Bronchoscopy is a procedure during which an examiner uses a viewing tube to evaluate a patient's lung and airways including the voice box and vocal cord, trachea, and many branches of bronchi. Bronchoscopy is usually performed by a pulmonologist or a thoracic surgeon. Although a bronchoscope does not allow for direct viewing and inspection of the lung tissue itself, samples of the lung tissue can be biopsied through the bronchoscope for examination in the laboratory.
Bronchoscopy was first performed in 1897 by the German physician Gustav Killian. Dr. Killian performed rigid bronchoscopy. Rigid bronchoscopy was the only available technique for bronchoscopy until the late 1970's when fiber optic technology was applied successfully to bronchoscopy allowing the scope to be smaller and flexible. During the bronchoscopy, the examiner can see the tissues of the airways either directly by looking through the instrument or by viewing on a TV monitor.
Bronchoscopy can be used for diagnosis or treatment.
Bronchoscopy is used to make a diagnosis most commonly for these conditions:
Bronchoscopy is used for treatment:
Complications of bronchoscopy are relatively rare and most often minor. It is important to realize that all procedures may involve risk or complications from both known and unforeseen causes, because individual patients vary in their anatomy and response to medications. Therefore, there is no guarantee that a procedure can be free of complications. The following is a list of potential complications:
Usually, prior to the procedure patients undergoing bronchoscopy should take nothing by mouth after midnight. Routine medications should be taken with sips of water except for those drugs that can enhance the risk of bleeding. These medications are aspirin products, blood thinners such as warfarin (Coumadin), and non-steroidal anti-inflammatory products such as ibuprofen. (Depending on the medication, these drugs must be discontinued at varying numbers of days before the procedure. Patients must consult their doctors for the appropriate schedule in their particular situation.) The doctor will also want to know of any drug allergies or major drug reactions that the patient may have experienced.
As the patient arrives in the bronchoscopy suite (or if the patient is already in the hospital), an intravenous catheter (IV) will be started for administration of medication and fluid. The patient is then connected to a monitor for continuous monitoring of:
If needed, supplemental oxygen will be supplied either through a ½ inch tube inserted into the nostrils (cannula) or a facemask. Medication is then given through the IV to make the patient feel relaxed and sleepy for the flexible fiber optic bronchoscopy.
Patients will be lying on their back with oxygen supplemented through the mouth or the nose. Prior to the insertion of the flexible bronchoscope, a local anesthesia with topical lidocaine is given in the nose and to the back of the throat. The flexible bronchoscope can be introduced either through the mouth or the nose. Some patients may require a special tube called an endotracheal tube to be inserted through the mouth, passing the vocal cord, and into the trachea to protect and secure the airway. Once the bronchoscope is in the airway, an additional topical anesthetic will be sprayed into the airway for local anesthesia to minimize discomfort and coughing spells.

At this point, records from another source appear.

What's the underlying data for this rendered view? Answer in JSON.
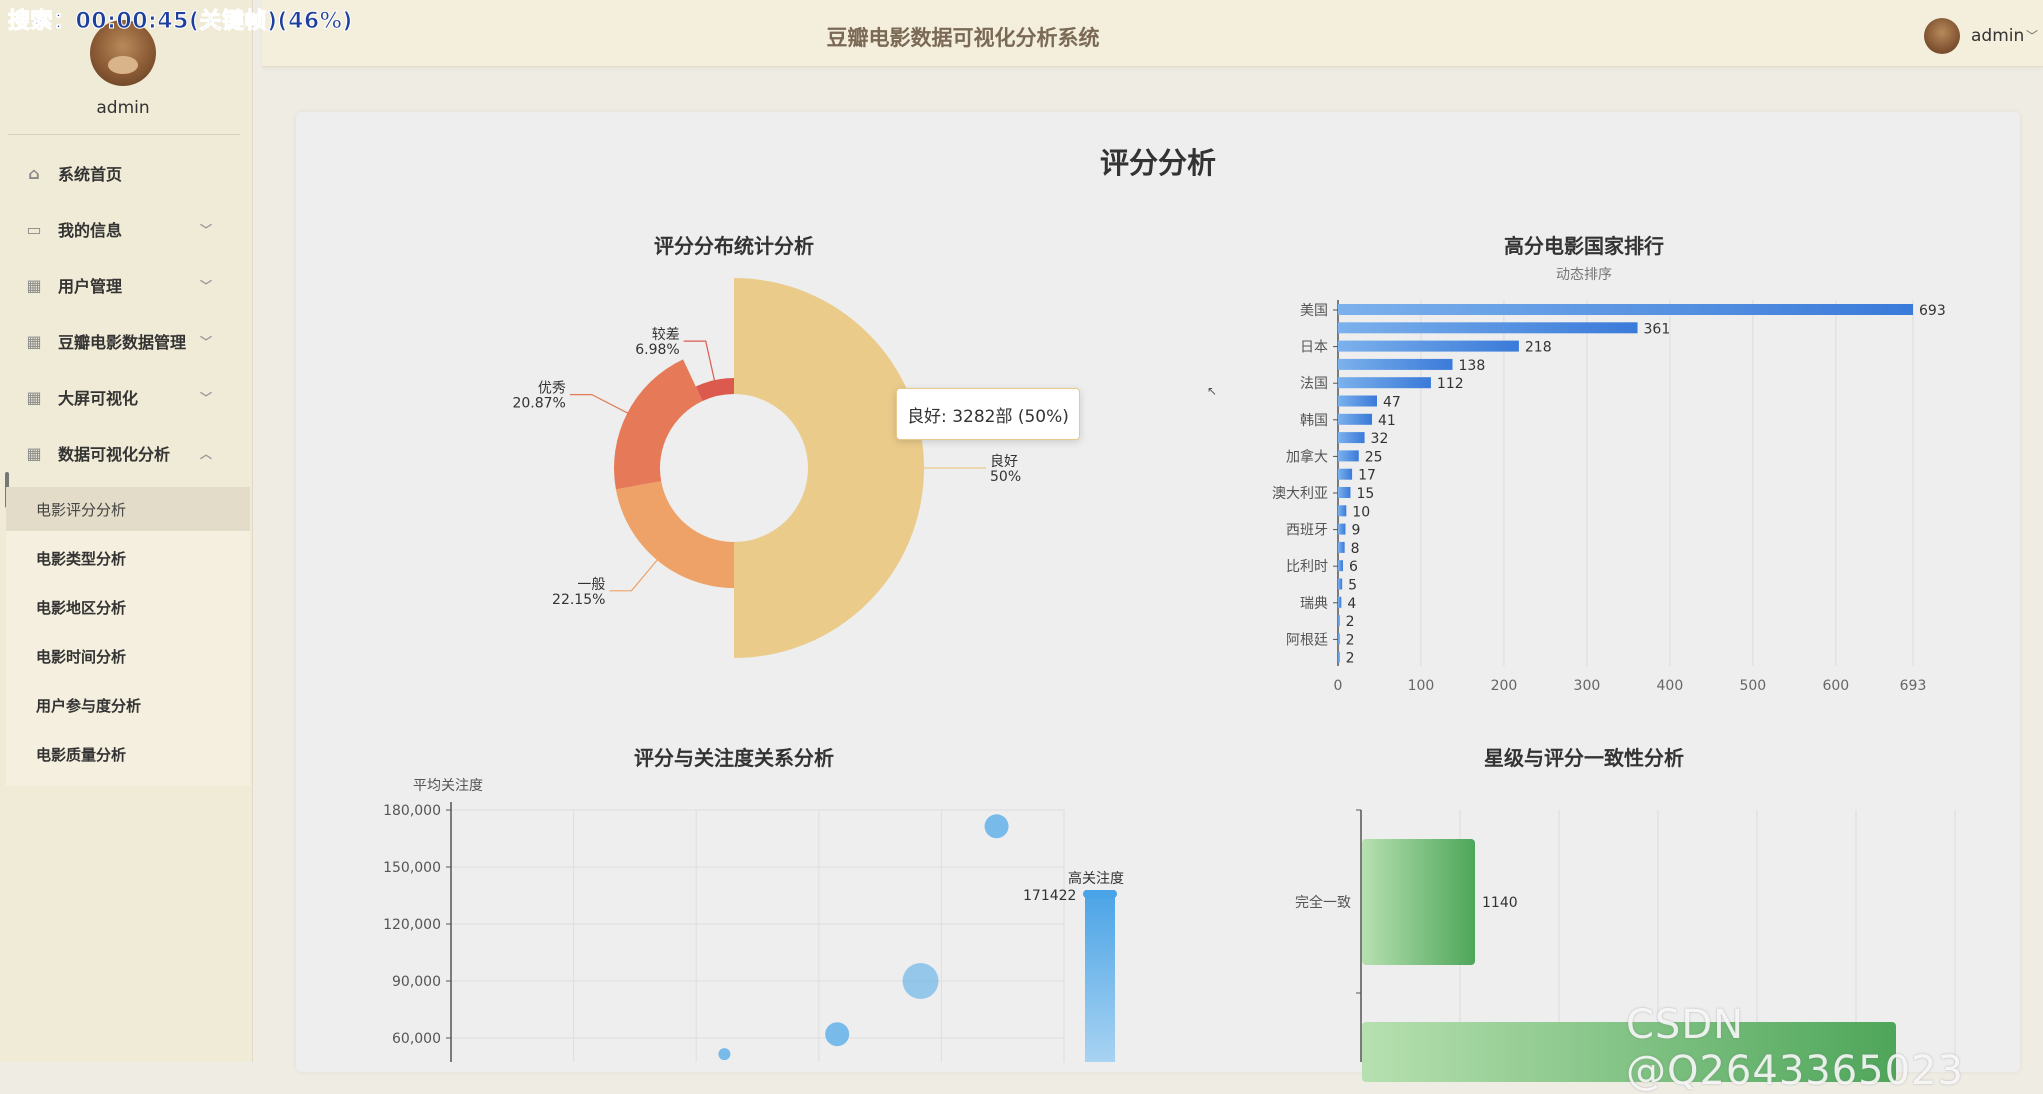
{
  "overlay": {
    "text": "搜索：00:00:45(关键帧)(46%)"
  },
  "header": {
    "title": "豆瓣电影数据可视化分析系统",
    "username": "admin"
  },
  "sidebar": {
    "username": "admin",
    "menu": [
      {
        "label": "系统首页",
        "icon": "home-icon"
      },
      {
        "label": "我的信息",
        "icon": "card-icon"
      },
      {
        "label": "用户管理",
        "icon": "grid-icon"
      },
      {
        "label": "豆瓣电影数据管理",
        "icon": "grid-icon"
      },
      {
        "label": "大屏可视化",
        "icon": "grid-icon"
      },
      {
        "label": "数据可视化分析",
        "icon": "grid-icon"
      }
    ],
    "submenu": [
      "电影评分分析",
      "电影类型分析",
      "电影地区分析",
      "电影时间分析",
      "用户参与度分析",
      "电影质量分析"
    ]
  },
  "page": {
    "title": "评分分析"
  },
  "charts": {
    "pie": {
      "title": "评分分布统计分析",
      "tooltip": "良好: 3282部 (50%)"
    },
    "bar": {
      "title": "高分电影国家排行",
      "subtitle": "动态排序"
    },
    "scatter": {
      "title": "评分与关注度关系分析",
      "y_axis_name": "平均关注度",
      "visual_map_label": "高关注度",
      "visual_map_max": "171422"
    },
    "hbar": {
      "title": "星级与评分一致性分析"
    }
  },
  "watermark": "CSDN @Q2643365023",
  "chart_data": [
    {
      "type": "pie",
      "title": "评分分布统计分析",
      "slices": [
        {
          "name": "良好",
          "label": "50%",
          "value": 50,
          "color": "#eacb8a"
        },
        {
          "name": "一般",
          "label": "22.15%",
          "value": 22.15,
          "color": "#eea267"
        },
        {
          "name": "优秀",
          "label": "20.87%",
          "value": 20.87,
          "color": "#e67a58"
        },
        {
          "name": "较差",
          "label": "6.98%",
          "value": 6.98,
          "color": "#dc5a4d"
        }
      ]
    },
    {
      "type": "bar",
      "title": "高分电影国家排行",
      "subtitle": "动态排序",
      "values": [
        693,
        361,
        218,
        138,
        112,
        47,
        41,
        32,
        25,
        17,
        15,
        10,
        9,
        8,
        6,
        5,
        4,
        2,
        2,
        2
      ],
      "category_labels": [
        "美国",
        "日本",
        "法国",
        "韩国",
        "加拿大",
        "澳大利亚",
        "西班牙",
        "比利时",
        "瑞典",
        "阿根廷"
      ],
      "label_rows": [
        0,
        2,
        4,
        6,
        8,
        10,
        12,
        14,
        16,
        18
      ],
      "xticks": [
        "0",
        "100",
        "200",
        "300",
        "400",
        "500",
        "600",
        "693"
      ],
      "xtick_values": [
        0,
        100,
        200,
        300,
        400,
        500,
        600,
        693
      ],
      "xlim": [
        0,
        693
      ]
    },
    {
      "type": "scatter",
      "title": "评分与关注度关系分析",
      "ylabel": "平均关注度",
      "yticks": [
        "60,000",
        "90,000",
        "120,000",
        "150,000",
        "180,000"
      ],
      "ytick_values": [
        60000,
        90000,
        120000,
        150000,
        180000
      ],
      "points": [
        {
          "xi": 4.45,
          "y": 171422,
          "r": 12
        },
        {
          "xi": 3.83,
          "y": 90000,
          "r": 18
        },
        {
          "xi": 3.15,
          "y": 62000,
          "r": 12
        },
        {
          "xi": 2.23,
          "y": 51500,
          "r": 6
        }
      ],
      "x_grid_count": 5
    },
    {
      "type": "bar",
      "title": "星级与评分一致性分析",
      "categories": [
        "完全一致"
      ],
      "values": [
        1140
      ]
    }
  ]
}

Flexible bronchoscopy rarely causes any discomfort or pain. Patients may feel the urge to cough because of the sensation of a foreign object in the "windpipe." Again, this feeling can be minimized by pre-procedural medication given for relaxation and local anesthesia with lidocaine. The procedure usually takes between 15 to 60 minutes. If a specific area needs to be more thoroughly evaluated or an abnormality is detected during the procedure, samples can be collected by several methods listed below:
Patients are taken to an observation area for monitoring for one to two hours until any medication given adequately wears off and patients are able to swallow safely. A family member or a friend must take the patient home after the outpatient procedure. Patients are not allowed to drive or operate heavy machinery for the rest of the day because their reflexes and judgment may be impaired. Some patients may cough up dark-brown blood for the next one to two days after the procedure. This is expected and should not be alarming. However, if there is persistent bright red blood in the sputum, the doctor must be consulted immediately. A follow-up visit with the doctor is scheduled to review the laboratory results, which are typically available within one week.
New techniques with additional advancement in endoscopic technology have allowed further diagnostic and therapeutic options, such as: